Source data:
======
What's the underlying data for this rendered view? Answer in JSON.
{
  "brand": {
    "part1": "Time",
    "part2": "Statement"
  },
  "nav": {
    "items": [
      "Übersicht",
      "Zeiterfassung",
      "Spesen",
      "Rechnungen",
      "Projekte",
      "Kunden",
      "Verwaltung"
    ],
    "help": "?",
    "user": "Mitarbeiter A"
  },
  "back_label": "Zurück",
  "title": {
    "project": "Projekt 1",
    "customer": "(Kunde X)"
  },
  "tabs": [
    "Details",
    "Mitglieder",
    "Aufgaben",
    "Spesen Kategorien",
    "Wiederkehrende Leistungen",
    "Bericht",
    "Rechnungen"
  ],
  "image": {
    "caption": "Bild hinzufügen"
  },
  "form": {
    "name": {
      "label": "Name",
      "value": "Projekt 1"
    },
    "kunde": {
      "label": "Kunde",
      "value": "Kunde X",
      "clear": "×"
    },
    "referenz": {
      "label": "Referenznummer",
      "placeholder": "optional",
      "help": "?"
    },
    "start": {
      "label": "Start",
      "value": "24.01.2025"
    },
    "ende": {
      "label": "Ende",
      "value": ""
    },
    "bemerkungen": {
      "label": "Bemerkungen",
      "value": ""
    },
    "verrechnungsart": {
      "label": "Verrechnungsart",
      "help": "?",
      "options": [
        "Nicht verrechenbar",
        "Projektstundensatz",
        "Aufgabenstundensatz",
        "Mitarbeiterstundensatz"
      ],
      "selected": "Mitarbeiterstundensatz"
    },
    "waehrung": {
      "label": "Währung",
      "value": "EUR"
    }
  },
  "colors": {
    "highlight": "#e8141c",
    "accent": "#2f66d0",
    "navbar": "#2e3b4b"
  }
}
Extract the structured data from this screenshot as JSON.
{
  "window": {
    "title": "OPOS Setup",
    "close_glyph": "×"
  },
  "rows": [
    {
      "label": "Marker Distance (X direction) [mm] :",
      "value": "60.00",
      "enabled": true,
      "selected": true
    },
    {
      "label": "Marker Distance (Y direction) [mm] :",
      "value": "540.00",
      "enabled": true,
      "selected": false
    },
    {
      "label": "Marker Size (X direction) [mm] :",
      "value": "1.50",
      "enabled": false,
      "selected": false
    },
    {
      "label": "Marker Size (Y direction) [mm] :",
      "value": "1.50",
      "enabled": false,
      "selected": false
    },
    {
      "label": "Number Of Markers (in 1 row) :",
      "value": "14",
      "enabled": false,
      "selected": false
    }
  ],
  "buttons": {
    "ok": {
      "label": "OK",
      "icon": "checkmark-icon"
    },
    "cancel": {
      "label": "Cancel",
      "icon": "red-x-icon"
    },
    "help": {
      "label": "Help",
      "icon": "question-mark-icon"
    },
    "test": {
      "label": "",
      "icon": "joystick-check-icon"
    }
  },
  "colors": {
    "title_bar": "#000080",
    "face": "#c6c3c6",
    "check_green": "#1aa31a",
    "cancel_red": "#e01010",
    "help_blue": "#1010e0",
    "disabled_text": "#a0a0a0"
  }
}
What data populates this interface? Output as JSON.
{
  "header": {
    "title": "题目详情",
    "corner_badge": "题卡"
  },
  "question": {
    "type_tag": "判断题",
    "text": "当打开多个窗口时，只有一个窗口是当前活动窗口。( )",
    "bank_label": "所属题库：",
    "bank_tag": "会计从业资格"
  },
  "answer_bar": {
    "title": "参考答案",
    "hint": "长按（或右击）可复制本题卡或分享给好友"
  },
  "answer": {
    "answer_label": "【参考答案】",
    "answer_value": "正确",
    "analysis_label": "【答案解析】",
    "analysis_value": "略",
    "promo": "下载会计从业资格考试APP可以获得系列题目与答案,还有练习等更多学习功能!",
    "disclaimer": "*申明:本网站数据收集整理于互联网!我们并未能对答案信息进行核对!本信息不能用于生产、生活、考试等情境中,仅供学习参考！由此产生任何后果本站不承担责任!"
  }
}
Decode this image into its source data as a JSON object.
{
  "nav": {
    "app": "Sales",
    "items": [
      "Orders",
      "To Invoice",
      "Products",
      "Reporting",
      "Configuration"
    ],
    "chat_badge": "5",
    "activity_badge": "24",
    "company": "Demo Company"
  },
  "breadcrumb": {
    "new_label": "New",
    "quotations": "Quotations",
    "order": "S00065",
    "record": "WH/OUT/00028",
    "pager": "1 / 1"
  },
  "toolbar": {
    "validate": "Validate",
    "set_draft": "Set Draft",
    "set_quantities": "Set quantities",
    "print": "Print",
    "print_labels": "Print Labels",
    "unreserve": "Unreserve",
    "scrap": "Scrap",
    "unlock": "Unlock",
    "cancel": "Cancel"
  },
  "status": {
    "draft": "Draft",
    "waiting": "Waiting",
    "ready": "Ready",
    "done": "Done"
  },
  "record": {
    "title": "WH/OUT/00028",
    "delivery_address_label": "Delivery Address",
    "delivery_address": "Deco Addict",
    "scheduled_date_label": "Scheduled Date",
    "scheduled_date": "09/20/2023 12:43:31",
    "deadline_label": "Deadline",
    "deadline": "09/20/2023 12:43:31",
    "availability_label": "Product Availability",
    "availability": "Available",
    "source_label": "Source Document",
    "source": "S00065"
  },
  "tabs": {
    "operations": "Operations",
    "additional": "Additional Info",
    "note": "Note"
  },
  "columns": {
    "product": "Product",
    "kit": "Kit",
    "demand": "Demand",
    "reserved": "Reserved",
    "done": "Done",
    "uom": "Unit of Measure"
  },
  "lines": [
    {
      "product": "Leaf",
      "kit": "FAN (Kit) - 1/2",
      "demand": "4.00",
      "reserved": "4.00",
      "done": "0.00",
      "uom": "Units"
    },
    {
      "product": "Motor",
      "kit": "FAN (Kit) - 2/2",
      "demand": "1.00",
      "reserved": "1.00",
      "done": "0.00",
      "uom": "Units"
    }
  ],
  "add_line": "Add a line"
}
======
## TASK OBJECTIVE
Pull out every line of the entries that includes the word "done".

## TASK OUTPUT
    "done": "Done"
    "done": "Done",
      "done": "0.00",
      "done": "0.00",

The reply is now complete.